A motion for recusal of a judge pursuant to 28 U.S.C. § 144 will be granted only upon a showing of bias or prejudice from an extrajudicial source. Toth v. Trans World Airlines, Inc., 862 F.2d 1381, 1388 (9th Cir. 1988). The judge against whom the motion for recusal is filed may determine the legal sufficiency of the affidavit. United States v. Studley, 783 F.2d 934, 939 (9th Cir. 1986). Here, Mavy's allegations of bias were not extrajudicial because they involved the district judge's performance while presiding over her case and thus could not provide a basis for recusal. See Id., 783 F.2d at 939. Therefore, the district judge did not abuse his discretion by denying Mavy's recusal motion.2 See id.
The panel unanimously finds this case suitable for decision without oral argument. Fed. R. App. P. 34(a); 9th Cir.R. 34-4
This disposition is not appropriate for publication and may not be cited to or by the courts of this circuit except as provided by 9th Cir.R. 36-3
The procedural history of this case is long and complex. The lead case, D.C. No. 86-0139, was filed January 30, 1986. In September, 1986, Mavy filed two related actions, D.C. Nos. 86-1121 and 86-1361, arising out of the same events and against the same defendants. Case No. 86-1361 was dismissed as superfluous or, alternatively, time barred, and Nos. 86-0139 and 86-1121 were consolidated for trial. Over three years elapsed between the time the lead case was filed and July 7, 1989, the date on which the district court dismissed for failure to prosecute. During that time, the district court granted Mavy five continuances, on grounds ranging from extra time needed to prepare to incompetence due to ill health to alleged death threats interfering with her preparation of her case. Mavy failed to comply with district court orders establishing a time schedule for filing her witness disclosure list and contributing to the joint pretrial statement. Following the granting of the fifth continuance on October 14, 1988, the district court scheduled a June 12, 1989 trial date and informed Mavy that no further requests for continuance would be entertained
On May 5, 1989, the court confirmed the trial date and gave all parties seven days in which to object. On May 15, 1989, Mavy requested a one-year continuance, repeating her assertion that she was incompetent to proceed to trial due to ill health and attaching a copy of a psychiatrist's opinion in support of that claim. On May 26, 1989, Mavy filed an additional request for a 90 day continuance in order to allow potential counsel an opportunity to review the file. Defendants filed a request for dismissal for lack of prosecution or, alternatively, for adjudication on the administrative record. June 6, 1989, the district court issued an order to show cause why Mavy's complaint should not be dismissed because of her dilatory conduct and vacated the trial date. On July 24, 1989, the district court dismissed the action.

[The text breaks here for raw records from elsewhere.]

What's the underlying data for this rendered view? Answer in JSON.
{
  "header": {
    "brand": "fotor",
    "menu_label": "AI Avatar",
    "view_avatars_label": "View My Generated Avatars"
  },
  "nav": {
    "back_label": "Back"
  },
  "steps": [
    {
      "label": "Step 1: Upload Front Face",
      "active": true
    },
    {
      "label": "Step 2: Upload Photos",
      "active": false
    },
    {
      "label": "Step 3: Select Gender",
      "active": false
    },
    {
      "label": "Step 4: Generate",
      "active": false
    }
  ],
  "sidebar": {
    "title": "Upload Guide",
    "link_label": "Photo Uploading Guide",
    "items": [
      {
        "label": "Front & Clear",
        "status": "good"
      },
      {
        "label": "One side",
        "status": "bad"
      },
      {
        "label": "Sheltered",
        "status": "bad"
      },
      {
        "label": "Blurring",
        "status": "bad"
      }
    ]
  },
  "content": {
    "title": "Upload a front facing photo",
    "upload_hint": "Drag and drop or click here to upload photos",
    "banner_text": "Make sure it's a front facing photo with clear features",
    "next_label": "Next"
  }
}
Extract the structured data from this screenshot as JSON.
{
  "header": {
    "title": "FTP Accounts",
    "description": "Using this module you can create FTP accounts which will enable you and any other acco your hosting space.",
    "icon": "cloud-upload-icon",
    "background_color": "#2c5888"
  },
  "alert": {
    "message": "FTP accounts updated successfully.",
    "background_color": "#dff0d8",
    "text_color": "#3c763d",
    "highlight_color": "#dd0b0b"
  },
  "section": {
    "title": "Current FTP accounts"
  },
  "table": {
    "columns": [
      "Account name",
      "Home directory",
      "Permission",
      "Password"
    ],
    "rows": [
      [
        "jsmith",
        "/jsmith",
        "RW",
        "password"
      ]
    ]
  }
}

Mavy's unsubstantiated contention on appeal that the district judge was biased because he had at one time been employed by the defendant at the Sacramento Army Depot, the same location at which Mavy was employed when her grievances arose, was not timely raised. She fails, moreover, to show exceptional circumstances why we should consider for the first time on appeal whether the district judge should have recused himself under 28 U.S.C. § 455. See Weiss v. Sheet Metal Wkrs. Local No. 544 Pension Tr., 719 F.2d 302, 304 (9th Cir. 1983), cert. denied, 466 U.S. 972 (1984)